  • Go out in public.
    There are many times when you can’t avoid running errands with your children. Make your trips as short as possible. Bring a favorite comfort item. Talk to your child. Keeping them focused on you may help distract them from the overwhelming sensory input. Avoid tantrum triggers. If you know that they cannot leave the store without a certain box of cereal, and you already have four boxes at home, don’t go near the cereal aisle. If the trigger item is on the impulse rack at the checkout counter, many stores will be glad to check you out at the service desk to avoid a disturbance. Gradually, as your child gets used to the store and matures in social skills, you will be able to stay for longer shopping trips.
  • Spend quality time with your other children.
    Your other children need you, too. All children need one-on-one time with their parents. Brothers and sisters of autistic children often feel left out or ignored because the child with autism needs so much help. Your other children need your support. They need to learn how to be happy in spite of the circumstances. It will also help you feel closer to them.
  • Spend time alone with your spouse.

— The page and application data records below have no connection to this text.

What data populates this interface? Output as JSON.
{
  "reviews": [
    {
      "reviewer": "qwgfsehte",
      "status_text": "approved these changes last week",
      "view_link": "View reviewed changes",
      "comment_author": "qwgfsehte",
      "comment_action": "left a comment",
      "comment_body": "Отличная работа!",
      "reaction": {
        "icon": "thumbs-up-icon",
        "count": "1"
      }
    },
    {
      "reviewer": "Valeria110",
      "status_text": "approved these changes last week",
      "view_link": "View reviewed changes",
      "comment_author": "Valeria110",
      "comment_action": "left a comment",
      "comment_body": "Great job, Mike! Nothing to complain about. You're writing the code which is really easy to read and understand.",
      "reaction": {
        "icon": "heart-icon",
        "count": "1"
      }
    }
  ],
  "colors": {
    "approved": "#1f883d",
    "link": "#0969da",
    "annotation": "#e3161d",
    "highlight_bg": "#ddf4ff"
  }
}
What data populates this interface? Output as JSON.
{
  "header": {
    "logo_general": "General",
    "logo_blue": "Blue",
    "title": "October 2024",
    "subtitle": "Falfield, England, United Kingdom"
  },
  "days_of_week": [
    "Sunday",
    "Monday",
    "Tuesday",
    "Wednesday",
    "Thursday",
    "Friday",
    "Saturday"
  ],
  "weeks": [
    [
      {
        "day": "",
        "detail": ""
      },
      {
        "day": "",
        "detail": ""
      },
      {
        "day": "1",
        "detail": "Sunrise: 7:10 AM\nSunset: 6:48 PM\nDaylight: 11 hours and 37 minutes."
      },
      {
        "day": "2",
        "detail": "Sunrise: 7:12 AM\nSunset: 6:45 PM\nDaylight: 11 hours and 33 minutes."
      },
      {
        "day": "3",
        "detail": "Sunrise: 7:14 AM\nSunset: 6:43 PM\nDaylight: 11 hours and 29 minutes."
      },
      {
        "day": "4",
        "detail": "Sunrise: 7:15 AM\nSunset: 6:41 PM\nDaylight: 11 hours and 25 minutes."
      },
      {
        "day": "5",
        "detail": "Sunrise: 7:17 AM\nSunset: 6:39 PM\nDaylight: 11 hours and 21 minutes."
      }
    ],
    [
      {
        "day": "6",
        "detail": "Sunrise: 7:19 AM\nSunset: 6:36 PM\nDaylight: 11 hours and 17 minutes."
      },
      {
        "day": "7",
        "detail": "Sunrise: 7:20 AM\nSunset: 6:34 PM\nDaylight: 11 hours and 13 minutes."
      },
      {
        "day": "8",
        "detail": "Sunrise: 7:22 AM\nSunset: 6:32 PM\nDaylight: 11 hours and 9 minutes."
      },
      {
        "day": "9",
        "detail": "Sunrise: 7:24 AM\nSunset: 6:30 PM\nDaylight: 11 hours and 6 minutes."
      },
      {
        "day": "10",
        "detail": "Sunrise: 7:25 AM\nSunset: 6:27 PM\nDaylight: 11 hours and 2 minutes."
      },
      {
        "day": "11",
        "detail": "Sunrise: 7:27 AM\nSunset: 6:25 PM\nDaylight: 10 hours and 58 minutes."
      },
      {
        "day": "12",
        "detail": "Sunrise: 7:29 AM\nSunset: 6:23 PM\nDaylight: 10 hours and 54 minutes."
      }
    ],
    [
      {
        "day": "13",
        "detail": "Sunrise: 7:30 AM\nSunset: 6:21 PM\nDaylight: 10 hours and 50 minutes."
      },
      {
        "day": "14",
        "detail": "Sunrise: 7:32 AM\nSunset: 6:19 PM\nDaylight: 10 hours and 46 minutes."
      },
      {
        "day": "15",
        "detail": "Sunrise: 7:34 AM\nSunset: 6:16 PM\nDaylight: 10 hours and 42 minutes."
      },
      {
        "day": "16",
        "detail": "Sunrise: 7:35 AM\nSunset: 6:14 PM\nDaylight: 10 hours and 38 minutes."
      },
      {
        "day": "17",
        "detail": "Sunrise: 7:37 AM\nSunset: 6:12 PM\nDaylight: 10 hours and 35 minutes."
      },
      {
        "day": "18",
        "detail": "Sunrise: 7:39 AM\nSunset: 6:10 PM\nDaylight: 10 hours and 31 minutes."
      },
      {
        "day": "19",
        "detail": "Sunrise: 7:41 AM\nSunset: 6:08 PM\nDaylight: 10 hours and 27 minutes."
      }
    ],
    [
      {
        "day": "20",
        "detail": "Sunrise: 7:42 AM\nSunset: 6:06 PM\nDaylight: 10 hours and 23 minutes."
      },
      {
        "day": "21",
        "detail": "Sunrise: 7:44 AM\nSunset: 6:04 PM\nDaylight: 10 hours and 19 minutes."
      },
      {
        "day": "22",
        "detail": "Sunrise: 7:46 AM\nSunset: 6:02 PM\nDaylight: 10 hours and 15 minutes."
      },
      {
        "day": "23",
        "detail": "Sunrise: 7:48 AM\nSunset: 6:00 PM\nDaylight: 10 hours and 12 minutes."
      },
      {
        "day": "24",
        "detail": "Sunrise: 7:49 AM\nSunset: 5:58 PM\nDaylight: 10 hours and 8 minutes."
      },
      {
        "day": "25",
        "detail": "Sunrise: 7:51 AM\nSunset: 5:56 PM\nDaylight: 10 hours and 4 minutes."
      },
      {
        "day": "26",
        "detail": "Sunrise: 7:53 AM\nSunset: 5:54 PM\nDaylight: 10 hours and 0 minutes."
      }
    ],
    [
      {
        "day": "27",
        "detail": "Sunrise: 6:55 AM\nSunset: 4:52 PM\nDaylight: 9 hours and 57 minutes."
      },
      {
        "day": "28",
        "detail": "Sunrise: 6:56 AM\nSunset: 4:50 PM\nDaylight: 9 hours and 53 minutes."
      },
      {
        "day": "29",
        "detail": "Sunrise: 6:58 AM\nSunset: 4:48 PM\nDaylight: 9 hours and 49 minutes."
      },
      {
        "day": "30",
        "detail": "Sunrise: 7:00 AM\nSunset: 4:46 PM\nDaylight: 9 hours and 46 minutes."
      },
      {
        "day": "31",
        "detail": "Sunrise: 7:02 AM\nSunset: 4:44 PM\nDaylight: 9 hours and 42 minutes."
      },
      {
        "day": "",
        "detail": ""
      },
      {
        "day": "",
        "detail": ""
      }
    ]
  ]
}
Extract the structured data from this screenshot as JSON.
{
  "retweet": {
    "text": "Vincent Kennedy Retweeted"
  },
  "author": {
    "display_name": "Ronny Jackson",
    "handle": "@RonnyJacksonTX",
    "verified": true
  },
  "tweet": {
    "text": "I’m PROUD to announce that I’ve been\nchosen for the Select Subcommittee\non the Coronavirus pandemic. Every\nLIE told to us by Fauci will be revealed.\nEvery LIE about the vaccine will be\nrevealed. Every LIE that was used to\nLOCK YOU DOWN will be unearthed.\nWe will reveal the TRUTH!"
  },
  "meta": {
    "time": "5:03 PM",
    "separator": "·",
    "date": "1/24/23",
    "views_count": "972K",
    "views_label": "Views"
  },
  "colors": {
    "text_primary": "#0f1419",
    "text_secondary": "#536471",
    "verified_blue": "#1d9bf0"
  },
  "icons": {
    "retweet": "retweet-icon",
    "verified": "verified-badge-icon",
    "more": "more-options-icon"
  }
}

    Marriages are challenged when faced with the difficulties of parenting a special needs child. You and your spouse need time to reconnect and just be a couple. You are much stronger and better parents if your relationship is healthy. You are better able take care of the family if you are both on the same page. If you are a single parent, winging this on your own, the next tip is especially for you.
  • Take advantage of friends and family for breaks.
    Caring for a child with autism is stressful and exhausting. You need time to rest and recharge. You are calmer and more patient when you are not tired. You can take care of your child much better if you take care of yourself, too.
  • Find a good babysitter you trust. One who understands your child and understands how to work with autistic children.
    When friends and family are not available, you need someone you can trust. If you are worried about your children, you cannot fully enjoy your free time. When you are sure that they are being well cared for, you can focus on other things. Also look for respite care programs that offer child care services.
  • Connect with support groups.
    Support groups can be great sources for information about what services are available in your area and who provides them. It is comforting to connect with other families who are going through the same challenges. Their advice can be very helpful. Through support groups, families can share their problems, as well as solutions that have worked for them. This can be a great way for families to find valuable hope, comfort and encouragement.

Having a child with autism can be life changing; but like with any other child, it can be rewarding. Patience and a positive mindset go a long way when caring for a special needs child. How you, as their caregiver, choose to deal with their autism sets the stage for how the rest of your family deals with it. It is important that the entire family understands and accepts that, albeit challenging, living with an autistic child is not a burden; it’s simply a different kind of normal.

Information on this page should be utilized as a guide, not medical advice. If you feel you need to speak with someone regarding behavioral therapy or counseling, please contact Connections to make an appointment.